• Contact the Connecticut Region Chapter for details about community disaster education presentations that may be arranged or are available in your workplace, school or community organization.
• Get trained in CPR and first aid so you will know how to respond to emergencies in the event that help is delayed.
• If you are told to evacuate, do so immediately. You may choose to evacuate sooner than alerted if you think you may need additional time.
Know what to do if a hurricane WATCH is issued
• Listen to weather updates from your battery-powered or hand-cranked radio.
• Bring in outdoor objects such as lawn furniture, hanging plants, bicycles, toys and garden tools, anchor objects that cannot be brought inside.
• Close all windows and doors.

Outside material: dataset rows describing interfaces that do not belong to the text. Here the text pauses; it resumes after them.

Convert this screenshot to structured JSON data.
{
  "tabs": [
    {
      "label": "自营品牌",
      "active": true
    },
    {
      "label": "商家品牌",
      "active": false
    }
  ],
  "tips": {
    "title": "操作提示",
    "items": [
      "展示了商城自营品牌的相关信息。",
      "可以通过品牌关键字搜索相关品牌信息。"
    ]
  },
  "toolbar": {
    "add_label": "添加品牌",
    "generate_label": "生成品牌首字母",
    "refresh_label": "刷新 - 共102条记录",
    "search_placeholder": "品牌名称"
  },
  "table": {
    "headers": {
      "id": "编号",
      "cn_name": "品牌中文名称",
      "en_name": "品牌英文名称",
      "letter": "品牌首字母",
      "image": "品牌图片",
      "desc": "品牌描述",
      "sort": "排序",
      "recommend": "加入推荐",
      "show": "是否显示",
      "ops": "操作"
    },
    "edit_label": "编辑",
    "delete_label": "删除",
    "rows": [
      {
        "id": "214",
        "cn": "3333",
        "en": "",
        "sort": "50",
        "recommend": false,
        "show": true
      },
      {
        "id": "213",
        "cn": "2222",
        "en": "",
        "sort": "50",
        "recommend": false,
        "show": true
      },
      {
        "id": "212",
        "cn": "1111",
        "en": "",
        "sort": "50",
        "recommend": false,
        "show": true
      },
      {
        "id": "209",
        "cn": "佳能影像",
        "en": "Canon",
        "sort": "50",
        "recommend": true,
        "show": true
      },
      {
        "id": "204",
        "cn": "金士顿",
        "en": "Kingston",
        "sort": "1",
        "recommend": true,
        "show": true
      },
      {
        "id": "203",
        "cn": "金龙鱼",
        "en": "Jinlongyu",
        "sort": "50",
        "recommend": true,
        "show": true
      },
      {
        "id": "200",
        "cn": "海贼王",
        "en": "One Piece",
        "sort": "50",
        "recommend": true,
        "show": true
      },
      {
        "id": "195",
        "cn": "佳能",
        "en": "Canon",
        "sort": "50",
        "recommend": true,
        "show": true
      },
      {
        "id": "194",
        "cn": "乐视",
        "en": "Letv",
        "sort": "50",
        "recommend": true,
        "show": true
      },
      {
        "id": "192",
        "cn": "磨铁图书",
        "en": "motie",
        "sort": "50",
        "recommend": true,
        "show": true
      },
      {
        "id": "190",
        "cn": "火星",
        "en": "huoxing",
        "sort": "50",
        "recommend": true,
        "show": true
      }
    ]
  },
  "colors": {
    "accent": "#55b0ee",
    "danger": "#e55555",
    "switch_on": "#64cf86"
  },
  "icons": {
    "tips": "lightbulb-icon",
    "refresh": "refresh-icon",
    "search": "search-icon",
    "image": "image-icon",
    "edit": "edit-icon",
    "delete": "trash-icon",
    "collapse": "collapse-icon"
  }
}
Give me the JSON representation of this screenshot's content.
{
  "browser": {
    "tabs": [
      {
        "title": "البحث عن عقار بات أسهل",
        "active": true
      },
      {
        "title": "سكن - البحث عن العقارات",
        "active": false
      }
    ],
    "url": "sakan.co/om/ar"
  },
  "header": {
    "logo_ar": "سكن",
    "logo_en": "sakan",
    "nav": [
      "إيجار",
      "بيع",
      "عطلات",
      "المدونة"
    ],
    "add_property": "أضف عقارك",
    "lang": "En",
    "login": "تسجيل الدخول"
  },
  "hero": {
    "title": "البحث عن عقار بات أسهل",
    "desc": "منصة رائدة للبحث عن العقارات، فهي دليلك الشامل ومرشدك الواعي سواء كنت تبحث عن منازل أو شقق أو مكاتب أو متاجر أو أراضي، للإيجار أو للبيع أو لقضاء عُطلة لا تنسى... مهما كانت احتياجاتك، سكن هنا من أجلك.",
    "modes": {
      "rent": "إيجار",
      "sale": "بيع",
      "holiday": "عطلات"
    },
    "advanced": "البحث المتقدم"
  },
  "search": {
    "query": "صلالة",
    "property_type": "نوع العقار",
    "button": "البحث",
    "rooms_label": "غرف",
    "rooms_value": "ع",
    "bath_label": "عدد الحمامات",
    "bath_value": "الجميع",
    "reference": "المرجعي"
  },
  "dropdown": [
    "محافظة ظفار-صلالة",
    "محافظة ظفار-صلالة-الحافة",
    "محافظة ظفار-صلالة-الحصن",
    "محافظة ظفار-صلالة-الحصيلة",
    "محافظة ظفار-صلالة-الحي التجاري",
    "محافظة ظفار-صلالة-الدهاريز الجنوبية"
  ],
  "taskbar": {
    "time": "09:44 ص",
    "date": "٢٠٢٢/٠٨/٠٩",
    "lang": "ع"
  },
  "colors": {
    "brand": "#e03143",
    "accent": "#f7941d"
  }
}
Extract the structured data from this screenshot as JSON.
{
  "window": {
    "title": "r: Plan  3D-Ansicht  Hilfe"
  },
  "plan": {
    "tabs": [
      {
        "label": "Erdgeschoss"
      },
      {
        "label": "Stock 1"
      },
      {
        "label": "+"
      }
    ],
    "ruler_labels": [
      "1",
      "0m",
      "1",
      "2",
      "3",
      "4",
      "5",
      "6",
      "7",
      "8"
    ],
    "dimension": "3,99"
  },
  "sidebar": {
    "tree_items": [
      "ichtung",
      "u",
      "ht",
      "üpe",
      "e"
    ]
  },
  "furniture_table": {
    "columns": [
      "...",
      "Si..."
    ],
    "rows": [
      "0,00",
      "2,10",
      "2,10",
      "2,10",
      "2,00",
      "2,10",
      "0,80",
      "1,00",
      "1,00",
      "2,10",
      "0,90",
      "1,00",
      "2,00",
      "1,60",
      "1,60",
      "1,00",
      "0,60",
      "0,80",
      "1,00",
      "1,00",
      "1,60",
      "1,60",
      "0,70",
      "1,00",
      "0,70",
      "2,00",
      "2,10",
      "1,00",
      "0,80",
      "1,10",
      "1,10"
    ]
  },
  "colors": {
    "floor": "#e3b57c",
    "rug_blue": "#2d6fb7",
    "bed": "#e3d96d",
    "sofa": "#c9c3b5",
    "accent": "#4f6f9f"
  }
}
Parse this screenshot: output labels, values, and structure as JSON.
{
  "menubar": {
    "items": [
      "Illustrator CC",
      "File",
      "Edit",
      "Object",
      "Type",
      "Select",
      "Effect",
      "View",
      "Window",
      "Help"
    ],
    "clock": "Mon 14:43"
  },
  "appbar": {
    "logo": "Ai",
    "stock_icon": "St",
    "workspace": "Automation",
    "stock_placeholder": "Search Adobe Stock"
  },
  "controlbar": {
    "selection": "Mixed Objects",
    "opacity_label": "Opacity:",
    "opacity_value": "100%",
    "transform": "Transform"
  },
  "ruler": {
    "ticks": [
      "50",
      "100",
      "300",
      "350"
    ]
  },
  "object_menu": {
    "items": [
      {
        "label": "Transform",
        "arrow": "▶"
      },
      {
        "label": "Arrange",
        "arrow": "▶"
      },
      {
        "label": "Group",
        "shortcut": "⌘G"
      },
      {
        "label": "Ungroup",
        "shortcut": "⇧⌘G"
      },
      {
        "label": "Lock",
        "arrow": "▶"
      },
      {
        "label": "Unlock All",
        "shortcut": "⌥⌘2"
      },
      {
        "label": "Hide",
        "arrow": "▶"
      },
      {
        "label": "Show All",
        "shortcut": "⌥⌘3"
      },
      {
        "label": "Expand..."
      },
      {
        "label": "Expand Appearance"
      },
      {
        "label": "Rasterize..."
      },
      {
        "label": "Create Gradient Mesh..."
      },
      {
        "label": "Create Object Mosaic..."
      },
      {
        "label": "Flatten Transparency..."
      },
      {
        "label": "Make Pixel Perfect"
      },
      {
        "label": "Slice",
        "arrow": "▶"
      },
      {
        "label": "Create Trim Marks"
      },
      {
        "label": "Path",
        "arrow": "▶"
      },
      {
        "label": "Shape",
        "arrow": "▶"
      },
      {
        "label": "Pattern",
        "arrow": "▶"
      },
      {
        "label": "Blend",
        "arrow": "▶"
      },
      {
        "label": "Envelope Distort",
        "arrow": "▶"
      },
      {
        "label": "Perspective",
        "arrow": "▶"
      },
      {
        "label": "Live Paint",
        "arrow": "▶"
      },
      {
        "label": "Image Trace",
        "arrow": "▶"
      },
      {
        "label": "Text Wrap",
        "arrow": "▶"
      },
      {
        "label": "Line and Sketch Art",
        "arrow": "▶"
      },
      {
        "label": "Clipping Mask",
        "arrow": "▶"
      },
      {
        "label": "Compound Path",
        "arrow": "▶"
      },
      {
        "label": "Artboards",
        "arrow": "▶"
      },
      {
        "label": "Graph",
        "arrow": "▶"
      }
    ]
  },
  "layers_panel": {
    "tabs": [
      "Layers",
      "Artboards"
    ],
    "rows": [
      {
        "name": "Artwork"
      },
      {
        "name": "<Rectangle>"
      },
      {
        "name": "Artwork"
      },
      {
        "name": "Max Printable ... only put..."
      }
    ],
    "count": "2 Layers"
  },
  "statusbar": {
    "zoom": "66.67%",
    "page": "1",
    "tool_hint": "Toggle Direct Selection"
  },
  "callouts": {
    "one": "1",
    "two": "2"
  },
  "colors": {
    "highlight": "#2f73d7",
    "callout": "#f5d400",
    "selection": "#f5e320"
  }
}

Cover windows with storm shutters or plywood.
• If time permits, and you live in an identified surge zone, elevate furniture or move it to a higher floor to protect it from flooding.
• Fill your vehicle’s gas tank.
• Check your disaster supplies kit to make sure items have not expired.
Know what to do if a hurricane WARNING is issued
• Listen to the advice of local officials, and leave if they tell you to do so.
• If in a manufactured home, check tie-downs and evacuate as told by local authorities.
• Secure your home by unplugging appliances and turning off electricity and the main water valve.
• If you are not advised to evacuate, stay inside, away from windows, skylights and glass doors.
• Do NOT use open flames, such as candles and kerosene lamps, as a source of light.
• If power is lost, turn off appliances to reduce damage from a power surge when electricity is restored.
We have more information available for you to download and use in your readiness planning. Check our links on the right side of this page.